Copy all of the entries that follow, exactly.
#### Source material ####
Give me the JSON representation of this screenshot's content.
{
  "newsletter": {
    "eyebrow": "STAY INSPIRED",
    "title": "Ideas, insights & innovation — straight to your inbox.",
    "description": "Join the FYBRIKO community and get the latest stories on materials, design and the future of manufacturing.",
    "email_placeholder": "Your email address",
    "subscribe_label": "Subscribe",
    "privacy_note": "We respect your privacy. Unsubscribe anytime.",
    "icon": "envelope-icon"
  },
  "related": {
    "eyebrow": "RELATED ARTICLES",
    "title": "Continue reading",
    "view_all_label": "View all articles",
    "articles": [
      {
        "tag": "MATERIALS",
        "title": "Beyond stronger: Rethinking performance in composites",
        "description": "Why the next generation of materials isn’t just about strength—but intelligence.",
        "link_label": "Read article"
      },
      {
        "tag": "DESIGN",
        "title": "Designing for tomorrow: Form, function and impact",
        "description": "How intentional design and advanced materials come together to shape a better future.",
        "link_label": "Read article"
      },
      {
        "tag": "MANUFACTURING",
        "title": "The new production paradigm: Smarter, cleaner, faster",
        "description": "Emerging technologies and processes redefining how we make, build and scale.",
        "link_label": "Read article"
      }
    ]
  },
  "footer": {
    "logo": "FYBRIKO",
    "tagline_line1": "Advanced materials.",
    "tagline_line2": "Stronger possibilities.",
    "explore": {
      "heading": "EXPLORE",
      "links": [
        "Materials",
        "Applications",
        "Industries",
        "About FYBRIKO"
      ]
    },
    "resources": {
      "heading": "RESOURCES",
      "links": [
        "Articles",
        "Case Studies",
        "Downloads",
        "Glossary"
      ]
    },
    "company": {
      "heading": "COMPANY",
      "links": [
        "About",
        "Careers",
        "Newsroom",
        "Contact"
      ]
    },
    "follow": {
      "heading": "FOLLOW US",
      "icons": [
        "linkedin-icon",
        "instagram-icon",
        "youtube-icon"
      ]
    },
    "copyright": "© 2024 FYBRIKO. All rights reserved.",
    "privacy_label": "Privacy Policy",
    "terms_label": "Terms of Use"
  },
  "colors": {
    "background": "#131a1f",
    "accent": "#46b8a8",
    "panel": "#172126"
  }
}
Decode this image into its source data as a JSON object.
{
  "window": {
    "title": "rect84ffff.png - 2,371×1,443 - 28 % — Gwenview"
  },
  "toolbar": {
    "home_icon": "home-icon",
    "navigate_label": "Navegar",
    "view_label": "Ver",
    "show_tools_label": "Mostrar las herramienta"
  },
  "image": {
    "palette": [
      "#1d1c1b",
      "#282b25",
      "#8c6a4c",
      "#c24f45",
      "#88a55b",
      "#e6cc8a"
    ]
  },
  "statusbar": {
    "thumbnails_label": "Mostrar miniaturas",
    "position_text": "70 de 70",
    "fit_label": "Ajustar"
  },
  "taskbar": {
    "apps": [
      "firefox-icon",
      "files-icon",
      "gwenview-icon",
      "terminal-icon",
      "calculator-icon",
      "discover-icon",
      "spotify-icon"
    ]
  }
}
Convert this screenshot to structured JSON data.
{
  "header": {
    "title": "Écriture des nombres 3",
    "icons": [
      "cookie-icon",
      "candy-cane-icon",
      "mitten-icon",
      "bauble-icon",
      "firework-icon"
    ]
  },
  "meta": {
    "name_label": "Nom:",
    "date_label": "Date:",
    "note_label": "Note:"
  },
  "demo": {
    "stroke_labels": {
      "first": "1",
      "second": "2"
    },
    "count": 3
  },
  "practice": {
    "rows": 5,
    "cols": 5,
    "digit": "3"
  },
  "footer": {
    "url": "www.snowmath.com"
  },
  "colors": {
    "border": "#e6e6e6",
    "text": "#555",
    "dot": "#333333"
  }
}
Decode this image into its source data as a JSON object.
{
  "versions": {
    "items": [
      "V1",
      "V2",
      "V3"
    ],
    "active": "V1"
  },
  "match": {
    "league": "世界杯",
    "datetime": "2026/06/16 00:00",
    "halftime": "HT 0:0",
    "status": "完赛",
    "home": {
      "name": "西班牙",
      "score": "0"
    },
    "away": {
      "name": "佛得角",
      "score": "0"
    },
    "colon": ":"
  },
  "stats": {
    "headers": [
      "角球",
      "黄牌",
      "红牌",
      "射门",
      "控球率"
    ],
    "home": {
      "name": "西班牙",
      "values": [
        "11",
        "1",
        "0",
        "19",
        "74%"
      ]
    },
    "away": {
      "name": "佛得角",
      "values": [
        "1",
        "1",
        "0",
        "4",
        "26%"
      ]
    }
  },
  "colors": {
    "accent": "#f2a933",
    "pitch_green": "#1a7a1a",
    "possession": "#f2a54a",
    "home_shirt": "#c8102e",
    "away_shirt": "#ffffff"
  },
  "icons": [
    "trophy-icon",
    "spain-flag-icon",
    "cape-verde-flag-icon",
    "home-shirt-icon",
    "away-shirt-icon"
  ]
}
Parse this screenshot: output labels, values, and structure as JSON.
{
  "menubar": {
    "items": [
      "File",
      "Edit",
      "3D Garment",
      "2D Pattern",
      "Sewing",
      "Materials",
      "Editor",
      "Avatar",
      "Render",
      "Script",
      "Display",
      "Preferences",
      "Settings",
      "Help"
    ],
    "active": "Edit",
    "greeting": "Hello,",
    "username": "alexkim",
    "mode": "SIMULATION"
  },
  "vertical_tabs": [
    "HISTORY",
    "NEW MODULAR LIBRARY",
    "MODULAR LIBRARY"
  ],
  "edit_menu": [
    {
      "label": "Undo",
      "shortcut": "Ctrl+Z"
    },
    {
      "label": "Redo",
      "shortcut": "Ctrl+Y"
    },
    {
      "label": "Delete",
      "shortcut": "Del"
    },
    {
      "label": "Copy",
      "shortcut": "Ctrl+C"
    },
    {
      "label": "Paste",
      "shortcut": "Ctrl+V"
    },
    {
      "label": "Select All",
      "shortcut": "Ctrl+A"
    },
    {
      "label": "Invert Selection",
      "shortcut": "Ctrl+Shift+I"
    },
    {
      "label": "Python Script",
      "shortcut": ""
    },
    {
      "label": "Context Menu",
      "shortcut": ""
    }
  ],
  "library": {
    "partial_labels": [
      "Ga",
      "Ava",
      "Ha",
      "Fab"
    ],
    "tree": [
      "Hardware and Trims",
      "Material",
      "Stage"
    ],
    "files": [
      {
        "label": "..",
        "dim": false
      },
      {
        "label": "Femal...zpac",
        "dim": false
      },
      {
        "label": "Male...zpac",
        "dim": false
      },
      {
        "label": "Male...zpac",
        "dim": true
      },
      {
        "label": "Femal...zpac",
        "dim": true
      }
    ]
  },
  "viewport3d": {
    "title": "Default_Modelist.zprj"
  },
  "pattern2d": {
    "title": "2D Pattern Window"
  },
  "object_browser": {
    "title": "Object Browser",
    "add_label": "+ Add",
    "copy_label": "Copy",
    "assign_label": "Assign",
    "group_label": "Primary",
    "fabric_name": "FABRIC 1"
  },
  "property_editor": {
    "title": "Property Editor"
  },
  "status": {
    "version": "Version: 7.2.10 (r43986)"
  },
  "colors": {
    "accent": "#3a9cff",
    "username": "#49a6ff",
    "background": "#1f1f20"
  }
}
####
Task solution
Give me the JSON representation of this screenshot's content.
{
  "newsletter": {
    "eyebrow": "STAY INSPIRED",
    "title": "Ideas, insights & innovation — straight to your inbox.",
    "description": "Join the FYBRIKO community and get the latest stories on materials, design and the future of manufacturing.",
    "email_placeholder": "Your email address",
    "subscribe_label": "Subscribe",
    "privacy_note": "We respect your privacy. Unsubscribe anytime.",
    "icon": "envelope-icon"
  },
  "related": {
    "eyebrow": "RELATED ARTICLES",
    "title": "Continue reading",
    "view_all_label": "View all articles",
    "articles": [
      {
        "tag": "MATERIALS",
        "title": "Beyond stronger: Rethinking performance in composites",
        "description": "Why the next generation of materials isn’t just about strength—but intelligence.",
        "link_label": "Read article"
      },
      {
        "tag": "DESIGN",
        "title": "Designing for tomorrow: Form, function and impact",
        "description": "How intentional design and advanced materials come together to shape a better future.",
        "link_label": "Read article"
      },
      {
        "tag": "MANUFACTURING",
        "title": "The new production paradigm: Smarter, cleaner, faster",
        "description": "Emerging technologies and processes redefining how we make, build and scale.",
        "link_label": "Read article"
      }
    ]
  },
  "footer": {
    "logo": "FYBRIKO",
    "tagline_line1": "Advanced materials.",
    "tagline_line2": "Stronger possibilities.",
    "explore": {
      "heading": "EXPLORE",
      "links": [
        "Materials",
        "Applications",
        "Industries",
        "About FYBRIKO"
      ]
    },
    "resources": {
      "heading": "RESOURCES",
      "links": [
        "Articles",
        "Case Studies",
        "Downloads",
        "Glossary"
      ]
    },
    "company": {
      "heading": "COMPANY",
      "links": [
        "About",
        "Careers",
        "Newsroom",
        "Contact"
      ]
    },
    "follow": {
      "heading": "FOLLOW US",
      "icons": [
        "linkedin-icon",
        "instagram-icon",
        "youtube-icon"
      ]
    },
    "copyright": "© 2024 FYBRIKO. All rights reserved.",
    "privacy_label": "Privacy Policy",
    "terms_label": "Terms of Use"
  },
  "colors": {
    "background": "#131a1f",
    "accent": "#46b8a8",
    "panel": "#172126"
  }
}
Decode this image into its source data as a JSON object.
{
  "window": {
    "title": "rect84ffff.png - 2,371×1,443 - 28 % — Gwenview"
  },
  "toolbar": {
    "home_icon": "home-icon",
    "navigate_label": "Navegar",
    "view_label": "Ver",
    "show_tools_label": "Mostrar las herramienta"
  },
  "image": {
    "palette": [
      "#1d1c1b",
      "#282b25",
      "#8c6a4c",
      "#c24f45",
      "#88a55b",
      "#e6cc8a"
    ]
  },
  "statusbar": {
    "thumbnails_label": "Mostrar miniaturas",
    "position_text": "70 de 70",
    "fit_label": "Ajustar"
  },
  "taskbar": {
    "apps": [
      "firefox-icon",
      "files-icon",
      "gwenview-icon",
      "terminal-icon",
      "calculator-icon",
      "discover-icon",
      "spotify-icon"
    ]
  }
}
Convert this screenshot to structured JSON data.
{
  "header": {
    "title": "Écriture des nombres 3",
    "icons": [
      "cookie-icon",
      "candy-cane-icon",
      "mitten-icon",
      "bauble-icon",
      "firework-icon"
    ]
  },
  "meta": {
    "name_label": "Nom:",
    "date_label": "Date:",
    "note_label": "Note:"
  },
  "demo": {
    "stroke_labels": {
      "first": "1",
      "second": "2"
    },
    "count": 3
  },
  "practice": {
    "rows": 5,
    "cols": 5,
    "digit": "3"
  },
  "footer": {
    "url": "www.snowmath.com"
  },
  "colors": {
    "border": "#e6e6e6",
    "text": "#555",
    "dot": "#333333"
  }
}
Decode this image into its source data as a JSON object.
{
  "versions": {
    "items": [
      "V1",
      "V2",
      "V3"
    ],
    "active": "V1"
  },
  "match": {
    "league": "世界杯",
    "datetime": "2026/06/16 00:00",
    "halftime": "HT 0:0",
    "status": "完赛",
    "home": {
      "name": "西班牙",
      "score": "0"
    },
    "away": {
      "name": "佛得角",
      "score": "0"
    },
    "colon": ":"
  },
  "stats": {
    "headers": [
      "角球",
      "黄牌",
      "红牌",
      "射门",
      "控球率"
    ],
    "home": {
      "name": "西班牙",
      "values": [
        "11",
        "1",
        "0",
        "19",
        "74%"
      ]
    },
    "away": {
      "name": "佛得角",
      "values": [
        "1",
        "1",
        "0",
        "4",
        "26%"
      ]
    }
  },
  "colors": {
    "accent": "#f2a933",
    "pitch_green": "#1a7a1a",
    "possession": "#f2a54a",
    "home_shirt": "#c8102e",
    "away_shirt": "#ffffff"
  },
  "icons": [
    "trophy-icon",
    "spain-flag-icon",
    "cape-verde-flag-icon",
    "home-shirt-icon",
    "away-shirt-icon"
  ]
}
Parse this screenshot: output labels, values, and structure as JSON.
{
  "menubar": {
    "items": [
      "File",
      "Edit",
      "3D Garment",
      "2D Pattern",
      "Sewing",
      "Materials",
      "Editor",
      "Avatar",
      "Render",
      "Script",
      "Display",
      "Preferences",
      "Settings",
      "Help"
    ],
    "active": "Edit",
    "greeting": "Hello,",
    "username": "alexkim",
    "mode": "SIMULATION"
  },
  "vertical_tabs": [
    "HISTORY",
    "NEW MODULAR LIBRARY",
    "MODULAR LIBRARY"
  ],
  "edit_menu": [
    {
      "label": "Undo",
      "shortcut": "Ctrl+Z"
    },
    {
      "label": "Redo",
      "shortcut": "Ctrl+Y"
    },
    {
      "label": "Delete",
      "shortcut": "Del"
    },
    {
      "label": "Copy",
      "shortcut": "Ctrl+C"
    },
    {
      "label": "Paste",
      "shortcut": "Ctrl+V"
    },
    {
      "label": "Select All",
      "shortcut": "Ctrl+A"
    },
    {
      "label": "Invert Selection",
      "shortcut": "Ctrl+Shift+I"
    },
    {
      "label": "Python Script",
      "shortcut": ""
    },
    {
      "label": "Context Menu",
      "shortcut": ""
    }
  ],
  "library": {
    "partial_labels": [
      "Ga",
      "Ava",
      "Ha",
      "Fab"
    ],
    "tree": [
      "Hardware and Trims",
      "Material",
      "Stage"
    ],
    "files": [
      {
        "label": "..",
        "dim": false
      },
      {
        "label": "Femal...zpac",
        "dim": false
      },
      {
        "label": "Male...zpac",
        "dim": false
      },
      {
        "label": "Male...zpac",
        "dim": true
      },
      {
        "label": "Femal...zpac",
        "dim": true
      }
    ]
  },
  "viewport3d": {
    "title": "Default_Modelist.zprj"
  },
  "pattern2d": {
    "title": "2D Pattern Window"
  },
  "object_browser": {
    "title": "Object Browser",
    "add_label": "+ Add",
    "copy_label": "Copy",
    "assign_label": "Assign",
    "group_label": "Primary",
    "fabric_name": "FABRIC 1"
  },
  "property_editor": {
    "title": "Property Editor"
  },
  "status": {
    "version": "Version: 7.2.10 (r43986)"
  },
  "colors": {
    "accent": "#3a9cff",
    "username": "#49a6ff",
    "background": "#1f1f20"
  }
}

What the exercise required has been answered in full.